fig4Figure 4. Above: Equipment admission into the TVC; Below: Overall view of the TVC

 

During the test, with the device placed inside the thermal vacuum chamber and with its IR heating enabled, the thermal shroud of the TVC is cooled by a heat transfer fluid in order to dissipate the heat irradiated outside by the high temperature equipment, which is of a remarkable order even if it is minimized by a low emissivity coefficient of the external skin of the equipment.??? This approach allows to avoid temperature increase on the black painted shroud over values not compatible with the paint characteristics and it permits to limit the outgassing below unsuitable values for the requested vacuum level  of 5 x 10-6 mbar.

 

fig4bisIn the Fig. 5 the white lines represent the temperature plot of the thermal shroud temperature sensors, while the DUT temperature reaches +550°C (yellow curve).

 

 

 

 

fig5Figure 5. Temperatures plot

The power for the IR emitters, the temperature sensors requested for the emitters surface temperature monitoring and the sensors for the DUT temperature control are brought inside the vacuum environment by dedicated feedthroughs placed on the chamber body portholes(Fig. 6).

 

 

 

 

fig6Figure 6. Equipment cabling

The IR ceramic emitters can reach a surface temperature close to 1000K, which corresponds to maximum power λmax and a power emissivity of 6 Wcm-2 (Fig. 7).

 

 

fig7

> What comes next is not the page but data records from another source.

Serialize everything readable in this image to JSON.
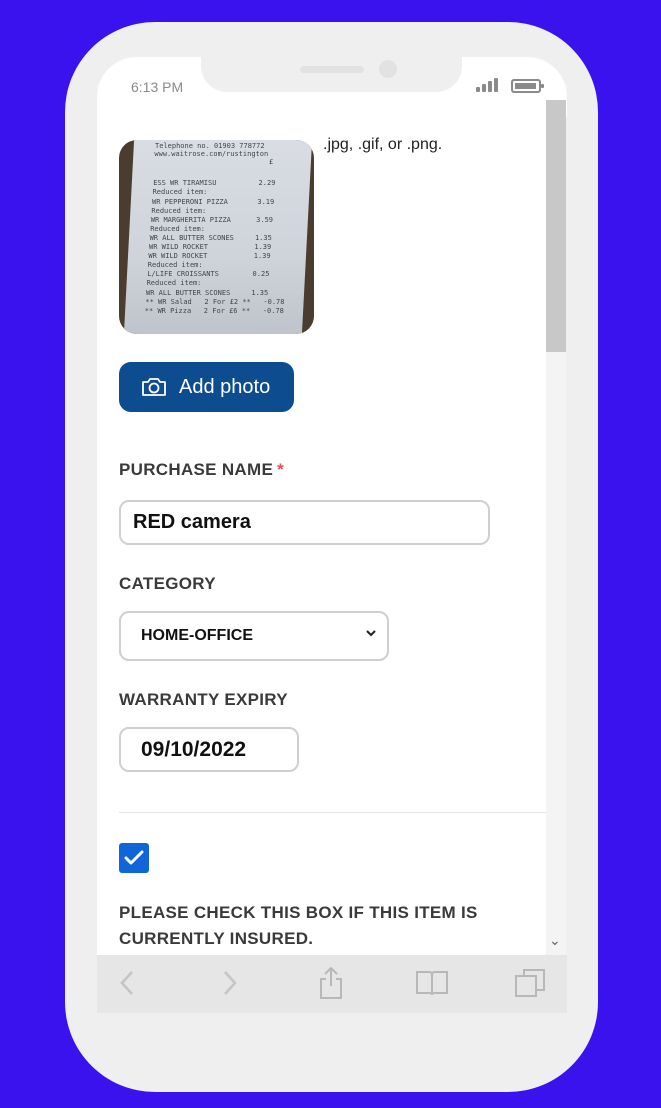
{
  "status_bar": {
    "time": "6:13 PM"
  },
  "upload": {
    "formats_text": ".jpg, .gif, or .png.",
    "add_photo_label": "Add photo",
    "receipt_lines": [
      "Telephone no. 01903 778772",
      "www.waitrose.com/rustington",
      "£",
      "ESS WR TIRAMISU          2.29",
      "Reduced item:",
      "WR PEPPERONI PIZZA       3.19",
      "Reduced item:",
      "WR MARGHERITA PIZZA      3.59",
      "Reduced item:",
      "WR ALL BUTTER SCONES     1.35",
      "WR WILD ROCKET           1.39",
      "WR WILD ROCKET           1.39",
      "Reduced item:",
      "L/LIFE CROISSANTS        0.25",
      "Reduced item:",
      "WR ALL BUTTER SCONES     1.35",
      "** WR Salad   2 For £2 **   -0.78",
      "** WR Pizza   2 For £6 **   -0.78"
    ]
  },
  "form": {
    "purchase_name_label": "PURCHASE NAME",
    "required_marker": "*",
    "purchase_name_value": "RED camera",
    "category_label": "CATEGORY",
    "category_value": "HOME-OFFICE",
    "warranty_label": "WARRANTY EXPIRY",
    "warranty_value": "09/10/2022",
    "insured_checked": true,
    "insured_label": "PLEASE CHECK THIS BOX IF THIS ITEM IS CURRENTLY INSURED."
  },
  "colors": {
    "background": "#3a12ee",
    "primary_button": "#0d4c8e",
    "checkbox": "#1066d8",
    "required": "#e8504a"
  },
  "browser_toolbar": {
    "icons": [
      "back-arrow-icon",
      "forward-arrow-icon",
      "share-icon",
      "bookmarks-icon",
      "tabs-icon"
    ]
  }
}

Figure 7. Radiated power vs wave length 

 

 

 

 

Since 1952, Angelantoni has been producing and marketing worldwide, under the ACS brand, environmental test chambers for all types of tests on materials , components and finished products. ACS has acquired a strong leadership position in the aerospace sector, the most challenging environment for simulation: after the first Space simulator in 1988 Angelantoni became one of the few leading international manufacturers at international level, and a supplier for the most important Space Research Centers testing satellites, subsystems and components.